Speaking of staging- The set was absolutely spectacular. Lavish, magnificent and regal, truly a set worthy of a royal family. In the second half of the performance – the set was destroyed, covered in rubble and dirt – showing the microcosm of Denmark – The lavish palace in ruins. Denmark in ruins after the revolution.

I personally adored the costume – As it wasn’t set in any particular era – It meant the designer could be quite flexible with it. The Queen Mother and King in traditional garments – showing the older generation and the older way of thinking- The characters like Hamlet and Horatio in more modern clothes – showing the newer generation and ways of thinking. Also Hamlet was dressed in darker colours throughout the play – bar the toy soldier outfit – to show his grief and how that warped him. Until the last scene where he dies with a white jacket on – showing his innocence, surrounded by the royal court dressed in black.

On a personal note – This was very special for me – To see my favourite actor perform my favourite monologue was fantastic and everything was just so intimate- It was like you were the only one in the theatre with the actors. Also I managed to get his autograph and a chance to tell him how brilliant his acting was – and high fived Matthew Steer – Rosencrantz

A Friendly Hello

So, Hi.

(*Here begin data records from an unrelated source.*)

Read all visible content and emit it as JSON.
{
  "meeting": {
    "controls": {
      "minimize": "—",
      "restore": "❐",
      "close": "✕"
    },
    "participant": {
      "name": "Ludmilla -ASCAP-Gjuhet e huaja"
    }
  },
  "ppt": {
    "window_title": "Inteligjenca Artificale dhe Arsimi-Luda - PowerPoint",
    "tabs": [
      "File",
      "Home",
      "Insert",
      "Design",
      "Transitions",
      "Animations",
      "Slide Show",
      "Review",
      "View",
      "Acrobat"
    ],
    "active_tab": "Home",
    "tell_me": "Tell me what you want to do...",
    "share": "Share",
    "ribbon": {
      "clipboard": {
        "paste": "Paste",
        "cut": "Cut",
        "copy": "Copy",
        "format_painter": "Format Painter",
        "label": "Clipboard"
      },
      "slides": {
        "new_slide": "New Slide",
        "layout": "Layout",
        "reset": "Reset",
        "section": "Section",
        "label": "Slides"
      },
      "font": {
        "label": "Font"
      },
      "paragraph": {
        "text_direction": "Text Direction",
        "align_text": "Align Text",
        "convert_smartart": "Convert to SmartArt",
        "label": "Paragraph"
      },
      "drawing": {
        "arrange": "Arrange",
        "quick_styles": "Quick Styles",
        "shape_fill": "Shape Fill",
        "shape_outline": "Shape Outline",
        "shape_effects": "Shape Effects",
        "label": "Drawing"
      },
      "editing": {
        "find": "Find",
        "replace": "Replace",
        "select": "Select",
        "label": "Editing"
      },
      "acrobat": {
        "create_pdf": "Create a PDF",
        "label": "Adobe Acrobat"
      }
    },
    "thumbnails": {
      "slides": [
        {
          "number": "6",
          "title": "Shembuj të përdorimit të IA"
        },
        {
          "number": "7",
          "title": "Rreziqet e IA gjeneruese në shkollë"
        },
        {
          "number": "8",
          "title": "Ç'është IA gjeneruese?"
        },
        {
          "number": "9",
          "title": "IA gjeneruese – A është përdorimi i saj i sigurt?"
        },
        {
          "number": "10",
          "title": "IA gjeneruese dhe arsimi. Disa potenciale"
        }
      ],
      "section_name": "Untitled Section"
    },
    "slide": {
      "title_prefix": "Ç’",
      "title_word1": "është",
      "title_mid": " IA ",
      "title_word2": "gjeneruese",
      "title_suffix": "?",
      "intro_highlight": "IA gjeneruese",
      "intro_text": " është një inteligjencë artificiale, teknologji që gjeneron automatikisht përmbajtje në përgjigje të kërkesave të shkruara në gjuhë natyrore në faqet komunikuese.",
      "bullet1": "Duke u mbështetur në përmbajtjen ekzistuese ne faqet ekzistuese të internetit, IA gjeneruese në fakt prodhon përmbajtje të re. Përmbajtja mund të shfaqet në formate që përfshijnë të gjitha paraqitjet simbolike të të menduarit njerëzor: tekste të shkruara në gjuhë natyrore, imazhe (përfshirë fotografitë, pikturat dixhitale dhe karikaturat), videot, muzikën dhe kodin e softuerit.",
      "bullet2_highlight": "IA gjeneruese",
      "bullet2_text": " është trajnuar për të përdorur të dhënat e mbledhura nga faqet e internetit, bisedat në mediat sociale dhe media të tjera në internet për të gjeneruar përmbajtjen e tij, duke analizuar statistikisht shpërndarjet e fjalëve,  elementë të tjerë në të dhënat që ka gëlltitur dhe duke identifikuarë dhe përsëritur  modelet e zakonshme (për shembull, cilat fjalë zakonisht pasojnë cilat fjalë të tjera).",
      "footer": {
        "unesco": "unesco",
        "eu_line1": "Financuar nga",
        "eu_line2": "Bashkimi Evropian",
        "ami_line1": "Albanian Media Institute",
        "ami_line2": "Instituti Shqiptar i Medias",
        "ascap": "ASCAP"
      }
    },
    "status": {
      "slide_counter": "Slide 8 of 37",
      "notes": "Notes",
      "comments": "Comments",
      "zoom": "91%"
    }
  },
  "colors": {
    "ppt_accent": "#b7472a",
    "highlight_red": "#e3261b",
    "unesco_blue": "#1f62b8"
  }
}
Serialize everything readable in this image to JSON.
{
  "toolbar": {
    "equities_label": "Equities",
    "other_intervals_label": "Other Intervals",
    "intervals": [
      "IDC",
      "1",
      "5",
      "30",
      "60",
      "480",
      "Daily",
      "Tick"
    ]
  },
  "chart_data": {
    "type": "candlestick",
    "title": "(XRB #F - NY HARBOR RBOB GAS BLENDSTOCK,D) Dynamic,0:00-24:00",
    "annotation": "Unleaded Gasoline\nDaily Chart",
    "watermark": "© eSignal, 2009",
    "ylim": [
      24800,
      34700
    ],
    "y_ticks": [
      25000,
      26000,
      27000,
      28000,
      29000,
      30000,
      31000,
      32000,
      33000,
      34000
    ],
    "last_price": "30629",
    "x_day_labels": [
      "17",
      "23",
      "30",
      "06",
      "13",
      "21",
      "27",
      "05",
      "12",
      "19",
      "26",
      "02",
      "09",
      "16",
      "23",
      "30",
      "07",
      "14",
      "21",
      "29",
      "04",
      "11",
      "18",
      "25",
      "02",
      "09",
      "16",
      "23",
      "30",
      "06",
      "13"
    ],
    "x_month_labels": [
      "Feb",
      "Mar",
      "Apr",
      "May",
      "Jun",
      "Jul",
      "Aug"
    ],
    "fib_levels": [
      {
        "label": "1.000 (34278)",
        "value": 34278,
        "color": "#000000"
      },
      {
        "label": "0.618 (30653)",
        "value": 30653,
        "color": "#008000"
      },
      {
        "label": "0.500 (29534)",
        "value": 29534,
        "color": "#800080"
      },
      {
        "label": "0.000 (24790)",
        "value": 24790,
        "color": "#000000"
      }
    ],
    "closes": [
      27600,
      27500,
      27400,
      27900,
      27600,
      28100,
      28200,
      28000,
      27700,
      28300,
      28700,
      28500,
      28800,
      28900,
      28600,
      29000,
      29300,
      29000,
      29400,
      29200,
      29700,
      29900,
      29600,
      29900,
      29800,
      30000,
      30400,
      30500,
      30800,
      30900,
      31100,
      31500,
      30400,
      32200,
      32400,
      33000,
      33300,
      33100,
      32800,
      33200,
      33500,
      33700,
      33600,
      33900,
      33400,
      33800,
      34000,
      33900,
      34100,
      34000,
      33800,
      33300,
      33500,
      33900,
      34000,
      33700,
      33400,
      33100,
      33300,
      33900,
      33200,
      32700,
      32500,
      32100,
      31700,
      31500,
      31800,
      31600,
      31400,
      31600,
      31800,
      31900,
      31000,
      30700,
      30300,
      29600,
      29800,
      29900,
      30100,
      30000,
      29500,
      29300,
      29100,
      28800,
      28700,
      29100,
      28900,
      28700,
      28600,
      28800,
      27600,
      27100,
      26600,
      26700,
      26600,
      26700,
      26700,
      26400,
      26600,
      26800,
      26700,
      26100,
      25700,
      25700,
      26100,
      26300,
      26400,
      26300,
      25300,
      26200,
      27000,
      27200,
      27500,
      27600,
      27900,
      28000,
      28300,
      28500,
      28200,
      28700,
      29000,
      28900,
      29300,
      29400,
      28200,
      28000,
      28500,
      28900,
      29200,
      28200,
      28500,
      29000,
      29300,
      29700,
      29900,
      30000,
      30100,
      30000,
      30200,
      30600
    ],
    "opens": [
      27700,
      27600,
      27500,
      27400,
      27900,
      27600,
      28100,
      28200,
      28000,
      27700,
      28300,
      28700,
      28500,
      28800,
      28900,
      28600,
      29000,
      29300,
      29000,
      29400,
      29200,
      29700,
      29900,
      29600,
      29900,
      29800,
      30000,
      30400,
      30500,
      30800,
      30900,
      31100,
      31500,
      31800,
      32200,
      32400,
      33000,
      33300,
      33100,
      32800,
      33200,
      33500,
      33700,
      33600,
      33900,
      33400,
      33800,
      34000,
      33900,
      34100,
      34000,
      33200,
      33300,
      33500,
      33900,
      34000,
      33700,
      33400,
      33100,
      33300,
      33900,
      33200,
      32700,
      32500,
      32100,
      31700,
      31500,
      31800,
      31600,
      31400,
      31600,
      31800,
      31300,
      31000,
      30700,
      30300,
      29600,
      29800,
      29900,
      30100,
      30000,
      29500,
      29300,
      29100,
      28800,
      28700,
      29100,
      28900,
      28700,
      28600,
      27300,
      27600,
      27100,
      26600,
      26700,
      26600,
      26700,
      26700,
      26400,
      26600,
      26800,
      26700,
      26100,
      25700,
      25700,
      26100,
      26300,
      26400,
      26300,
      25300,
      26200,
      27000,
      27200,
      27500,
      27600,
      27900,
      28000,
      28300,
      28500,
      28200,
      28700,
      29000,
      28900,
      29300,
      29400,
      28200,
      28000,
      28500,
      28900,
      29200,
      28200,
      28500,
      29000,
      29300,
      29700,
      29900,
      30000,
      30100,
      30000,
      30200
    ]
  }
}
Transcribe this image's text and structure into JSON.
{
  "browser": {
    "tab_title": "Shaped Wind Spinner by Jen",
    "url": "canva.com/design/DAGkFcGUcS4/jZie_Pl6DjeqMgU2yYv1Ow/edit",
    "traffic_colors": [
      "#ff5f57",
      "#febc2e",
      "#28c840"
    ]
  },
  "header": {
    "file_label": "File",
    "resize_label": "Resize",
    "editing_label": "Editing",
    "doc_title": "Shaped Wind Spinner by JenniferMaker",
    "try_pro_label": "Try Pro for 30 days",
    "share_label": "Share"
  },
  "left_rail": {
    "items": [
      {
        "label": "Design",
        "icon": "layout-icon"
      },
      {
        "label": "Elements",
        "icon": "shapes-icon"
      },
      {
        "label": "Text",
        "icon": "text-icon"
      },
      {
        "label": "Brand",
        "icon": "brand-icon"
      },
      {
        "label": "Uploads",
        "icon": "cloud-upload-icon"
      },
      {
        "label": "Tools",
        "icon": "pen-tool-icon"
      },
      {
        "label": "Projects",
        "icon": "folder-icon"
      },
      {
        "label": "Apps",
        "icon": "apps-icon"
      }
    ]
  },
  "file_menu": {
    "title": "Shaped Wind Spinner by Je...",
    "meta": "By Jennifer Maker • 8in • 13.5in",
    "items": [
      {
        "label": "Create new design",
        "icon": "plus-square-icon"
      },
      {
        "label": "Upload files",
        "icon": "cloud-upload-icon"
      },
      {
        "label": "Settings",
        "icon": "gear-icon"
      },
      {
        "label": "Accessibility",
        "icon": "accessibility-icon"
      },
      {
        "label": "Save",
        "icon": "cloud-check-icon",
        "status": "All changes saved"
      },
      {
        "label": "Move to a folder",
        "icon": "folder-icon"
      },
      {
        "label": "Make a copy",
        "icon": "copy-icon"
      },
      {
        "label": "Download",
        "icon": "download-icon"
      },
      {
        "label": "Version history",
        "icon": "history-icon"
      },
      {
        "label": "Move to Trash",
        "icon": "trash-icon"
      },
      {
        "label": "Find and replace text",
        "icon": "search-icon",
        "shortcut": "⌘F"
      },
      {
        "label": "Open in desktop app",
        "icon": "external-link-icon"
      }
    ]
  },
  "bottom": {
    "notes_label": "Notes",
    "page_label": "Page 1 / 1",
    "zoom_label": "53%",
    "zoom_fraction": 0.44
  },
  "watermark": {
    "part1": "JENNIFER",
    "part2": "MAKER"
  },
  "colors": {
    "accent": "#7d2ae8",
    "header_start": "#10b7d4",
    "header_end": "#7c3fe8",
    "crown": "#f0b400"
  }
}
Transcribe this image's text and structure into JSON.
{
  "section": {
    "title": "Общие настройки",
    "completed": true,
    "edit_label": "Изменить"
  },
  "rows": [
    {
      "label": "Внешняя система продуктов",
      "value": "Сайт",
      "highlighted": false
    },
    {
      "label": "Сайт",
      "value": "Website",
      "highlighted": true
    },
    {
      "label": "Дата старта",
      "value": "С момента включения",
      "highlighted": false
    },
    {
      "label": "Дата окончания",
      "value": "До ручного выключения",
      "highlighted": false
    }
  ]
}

My Name is Charlotte, and I have created this blog to rant about, review and discuss Theatre. I love theatre and discussing it, and will update and review shows that I have seen as often as I can. I am living in the UK and hopefully will go and study Drama and Acting at Uni. So I will leave you with that for now.